Find every line below that contains the word "unlock" and copy it out.

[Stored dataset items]
⁂

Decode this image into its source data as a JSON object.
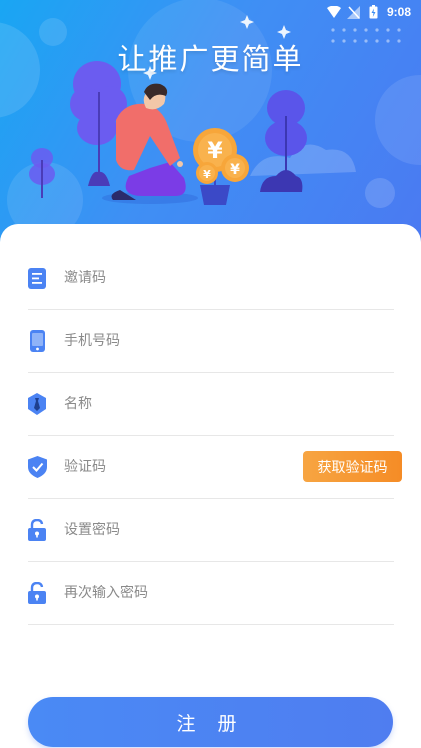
{
  "status": {
    "time": "9:08"
  },
  "hero": {
    "title": "让推广更简单"
  },
  "form": {
    "invite_placeholder": "邀请码",
    "phone_placeholder": "手机号码",
    "name_placeholder": "名称",
    "code_placeholder": "验证码",
    "get_code_label": "获取验证码",
    "password_placeholder": "设置密码",
    "confirm_password_placeholder": "再次输入密码",
    "register_label": "注 册"
  },
  "icons": {
    "invite": "document-icon",
    "phone": "phone-icon",
    "name": "tie-icon",
    "code": "shield-check-icon",
    "password": "unlock-icon",
    "confirm_password": "unlock-icon"
  },
  "colors": {
    "accent": "#4b7ff2",
    "orange": "#f5962e",
    "divider": "#e7e7e7"
  }
}
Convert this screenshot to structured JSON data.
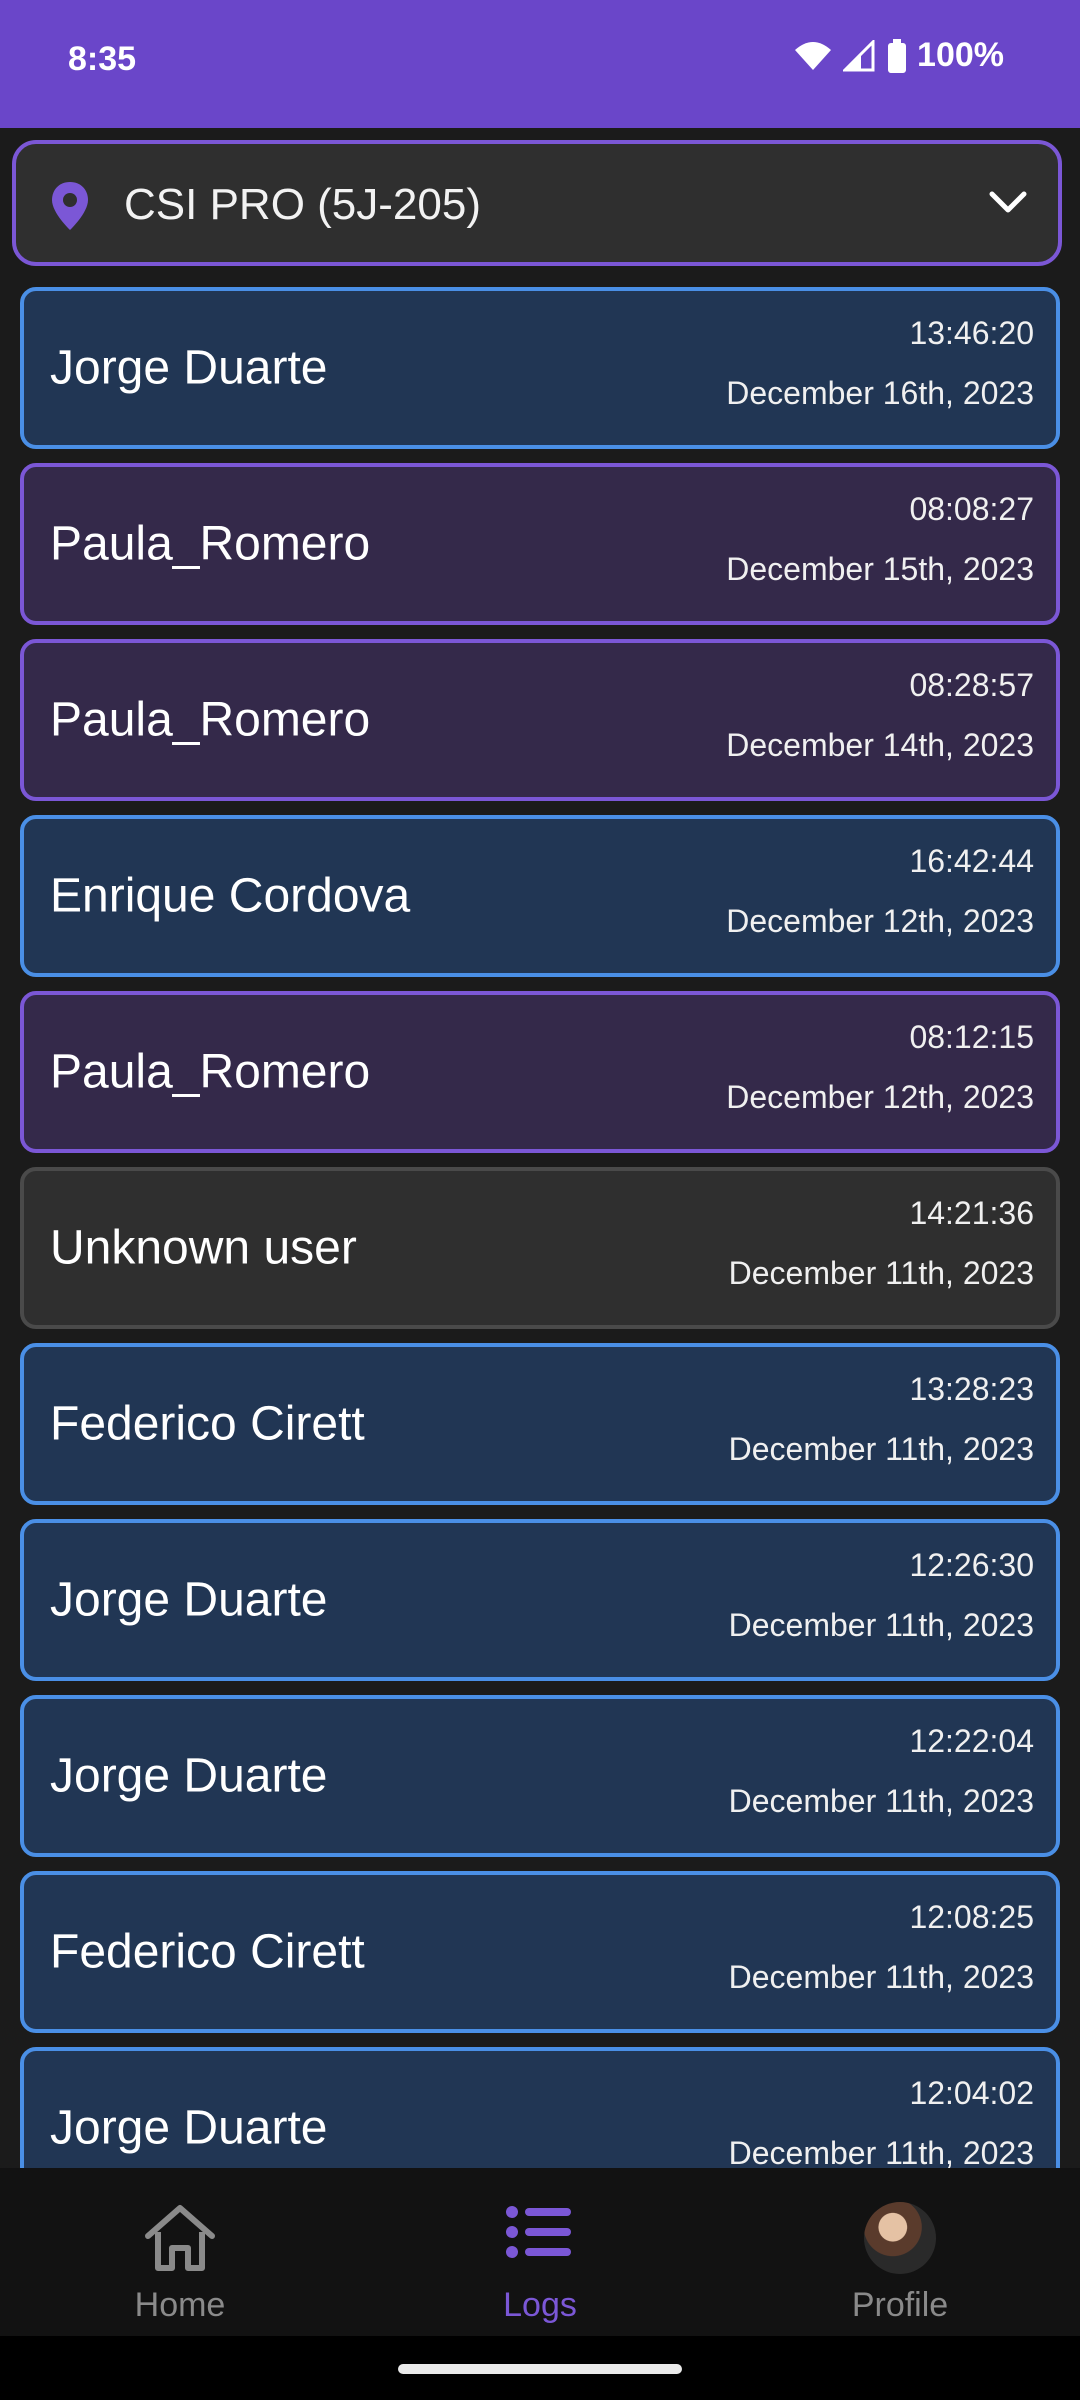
{
  "status_bar": {
    "time": "8:35",
    "battery": "100%"
  },
  "location_selector": {
    "label": "CSI PRO (5J-205)"
  },
  "logs": [
    {
      "name": "Jorge Duarte",
      "time": "13:46:20",
      "date": "December 16th, 2023",
      "kind": "blue"
    },
    {
      "name": "Paula_Romero",
      "time": "08:08:27",
      "date": "December 15th, 2023",
      "kind": "purple"
    },
    {
      "name": "Paula_Romero",
      "time": "08:28:57",
      "date": "December 14th, 2023",
      "kind": "purple"
    },
    {
      "name": "Enrique Cordova",
      "time": "16:42:44",
      "date": "December 12th, 2023",
      "kind": "blue"
    },
    {
      "name": "Paula_Romero",
      "time": "08:12:15",
      "date": "December 12th, 2023",
      "kind": "purple"
    },
    {
      "name": "Unknown user",
      "time": "14:21:36",
      "date": "December 11th, 2023",
      "kind": "gray"
    },
    {
      "name": "Federico Cirett",
      "time": "13:28:23",
      "date": "December 11th, 2023",
      "kind": "blue"
    },
    {
      "name": "Jorge Duarte",
      "time": "12:26:30",
      "date": "December 11th, 2023",
      "kind": "blue"
    },
    {
      "name": "Jorge Duarte",
      "time": "12:22:04",
      "date": "December 11th, 2023",
      "kind": "blue"
    },
    {
      "name": "Federico Cirett",
      "time": "12:08:25",
      "date": "December 11th, 2023",
      "kind": "blue"
    },
    {
      "name": "Jorge Duarte",
      "time": "12:04:02",
      "date": "December 11th, 2023",
      "kind": "blue"
    }
  ],
  "card_colors": {
    "blue": {
      "bg": "#213654",
      "border": "#4a8fe6"
    },
    "purple": {
      "bg": "#34294a",
      "border": "#7b57d6"
    },
    "gray": {
      "bg": "#2f2f2f",
      "border": "#4a4a4a"
    }
  },
  "bottom_nav": {
    "home": {
      "label": "Home",
      "icon": "home-icon"
    },
    "logs": {
      "label": "Logs",
      "icon": "list-icon"
    },
    "profile": {
      "label": "Profile",
      "icon": "avatar"
    }
  },
  "colors": {
    "accent": "#7b57d6",
    "status_bar": "#6a46c9"
  }
}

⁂

§ Answer section:
    "password": "unlock-icon",
    "confirm_password": "unlock-icon"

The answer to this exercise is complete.